This post was authored by Ashley Bobo.
It was only this past June that the Supreme Court emphasized the impact of social media on the modern world. The court made it clear in Packington v. North Carolina that social media sites like Facebook and Twitter exist as some of “the most powerful mechanisms available to a private citizen to make his or her voice heard. They allow a person with an Internet connection to ‘become a town crier with a voice that resonates farther than it could from any soapbox.…’”
The Supreme Court’s rhetoric has now been extended in a well-publicized federal case, Knight First Amendment Institute v. Trump, that was decided just last week by the U.S. District Court for the Southern District of New York. In this case, several individuals were “blocked” by President Trump from his Twitter page after posting comments criticizing the President and his policies. The individuals sued under the First Amendment, arguing that the President’s Twitter page constituted “a kind of digital town hall” or “public forum” similar to that of parks and sidewalks, where First Amendment speech is protected regardless of viewpoint.

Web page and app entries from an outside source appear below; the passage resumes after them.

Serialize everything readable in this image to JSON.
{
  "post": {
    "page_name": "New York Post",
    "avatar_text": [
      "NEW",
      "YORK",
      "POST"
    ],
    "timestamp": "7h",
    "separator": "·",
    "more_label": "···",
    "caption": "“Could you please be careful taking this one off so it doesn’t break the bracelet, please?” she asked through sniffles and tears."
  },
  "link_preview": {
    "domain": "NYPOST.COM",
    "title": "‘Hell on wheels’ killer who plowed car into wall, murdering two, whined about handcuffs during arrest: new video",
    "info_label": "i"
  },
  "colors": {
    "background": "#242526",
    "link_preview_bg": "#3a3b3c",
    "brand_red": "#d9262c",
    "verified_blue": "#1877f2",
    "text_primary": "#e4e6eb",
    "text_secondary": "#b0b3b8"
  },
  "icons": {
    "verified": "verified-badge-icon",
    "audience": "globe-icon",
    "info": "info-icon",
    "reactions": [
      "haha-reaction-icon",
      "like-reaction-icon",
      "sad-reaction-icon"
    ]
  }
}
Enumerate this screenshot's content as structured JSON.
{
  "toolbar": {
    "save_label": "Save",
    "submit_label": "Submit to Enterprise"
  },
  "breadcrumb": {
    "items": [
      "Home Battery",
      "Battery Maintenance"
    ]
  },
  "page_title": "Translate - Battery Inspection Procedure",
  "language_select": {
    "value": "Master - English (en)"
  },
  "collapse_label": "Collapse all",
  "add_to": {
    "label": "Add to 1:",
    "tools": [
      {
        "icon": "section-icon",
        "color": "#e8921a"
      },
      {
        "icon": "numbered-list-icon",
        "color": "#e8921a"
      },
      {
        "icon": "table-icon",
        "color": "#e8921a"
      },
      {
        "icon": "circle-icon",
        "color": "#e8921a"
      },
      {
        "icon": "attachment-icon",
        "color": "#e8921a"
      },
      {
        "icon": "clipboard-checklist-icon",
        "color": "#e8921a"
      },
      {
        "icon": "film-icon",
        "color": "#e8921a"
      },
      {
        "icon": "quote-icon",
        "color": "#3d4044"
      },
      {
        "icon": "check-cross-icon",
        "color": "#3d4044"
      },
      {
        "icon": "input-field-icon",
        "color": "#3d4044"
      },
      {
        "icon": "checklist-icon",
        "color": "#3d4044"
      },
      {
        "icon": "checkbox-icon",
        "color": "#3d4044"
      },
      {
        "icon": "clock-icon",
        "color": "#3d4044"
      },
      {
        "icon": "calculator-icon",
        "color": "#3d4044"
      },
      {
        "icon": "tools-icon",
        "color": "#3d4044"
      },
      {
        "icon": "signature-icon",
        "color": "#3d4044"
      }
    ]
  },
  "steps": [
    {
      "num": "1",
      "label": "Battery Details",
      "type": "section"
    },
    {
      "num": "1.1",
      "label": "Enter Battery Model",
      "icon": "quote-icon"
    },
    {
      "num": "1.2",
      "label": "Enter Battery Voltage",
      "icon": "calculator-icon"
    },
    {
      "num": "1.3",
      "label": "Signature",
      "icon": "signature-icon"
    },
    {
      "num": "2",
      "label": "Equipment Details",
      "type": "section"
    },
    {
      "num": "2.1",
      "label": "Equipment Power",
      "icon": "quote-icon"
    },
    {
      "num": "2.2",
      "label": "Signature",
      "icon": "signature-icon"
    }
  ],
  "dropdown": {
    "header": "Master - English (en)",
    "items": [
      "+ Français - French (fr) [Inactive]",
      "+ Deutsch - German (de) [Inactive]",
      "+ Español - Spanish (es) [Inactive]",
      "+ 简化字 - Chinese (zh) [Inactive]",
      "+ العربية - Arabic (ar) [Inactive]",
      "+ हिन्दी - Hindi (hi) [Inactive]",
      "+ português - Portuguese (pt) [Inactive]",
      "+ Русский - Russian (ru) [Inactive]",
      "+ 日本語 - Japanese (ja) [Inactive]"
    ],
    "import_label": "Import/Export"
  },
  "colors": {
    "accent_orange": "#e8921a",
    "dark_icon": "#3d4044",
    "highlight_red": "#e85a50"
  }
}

The District Court agreed, and ruled that a public official may not “block” a person from their Twitter account in response to the political views that person has expressed. The ruling crucially determined that while ordinary Twitter users can block other Twitter users, the President’s account, @realDonaldTrump, is a space operated by the government for government business, despite the fact that the account is composed of the President’s own free speech. While the President attempted to argue that he retained a “personal First Amendment interest in choosing the people with whom he associates and retains the right not to engage with,” the court rejected this notion and critically analyzed the way that the President used his personal Twitter page. Specifically, the court noted that “President Trump uses @realDonaldTrump, often multiple times a day to announce, describe, and defend his policies; to promote his Administration’s legislative agenda; to announce official decisions; to engage with foreign political leaders; to publicize state visits; to challenge media organizations whose coverage of his Administration he believes to be unfair; and for other statements, including on occasion statements unrelated to official government business.” That is, the President presents the @realDonaldTrump account more often than not, as being a presidential account as opposed to a personal account.
Given that many public agencies, cities, counties, and educational institutions, along with public officials themselves, host social media sites, agencies must be more vigilant than ever in ensuring that members of the public are given the opportunity to exercise their First Amendment rights on these sites; even when the commentary is critical. As the Supreme Court noted in Pleasant Grove City v. Summum, “there may be situations where it is difficult to tell whether a government entity [or official; is speaking on [their] own behalf,” but agencies must take special care to do a specific analysis of the way that their social media sites are being used and the policies that they develop concerning citizens’ ability to interact with those pages.
Courts have only just begun to analyze the role that the internet and social media platforms will play in the rights guaranteed under the First Amendment, and we will continue to monitor this newly evolving area of law. For more information on your agency’s role in protecting the First Amendment, visit www.liebertlibrary.com to find our Free Expression workbook on the Liebert Library.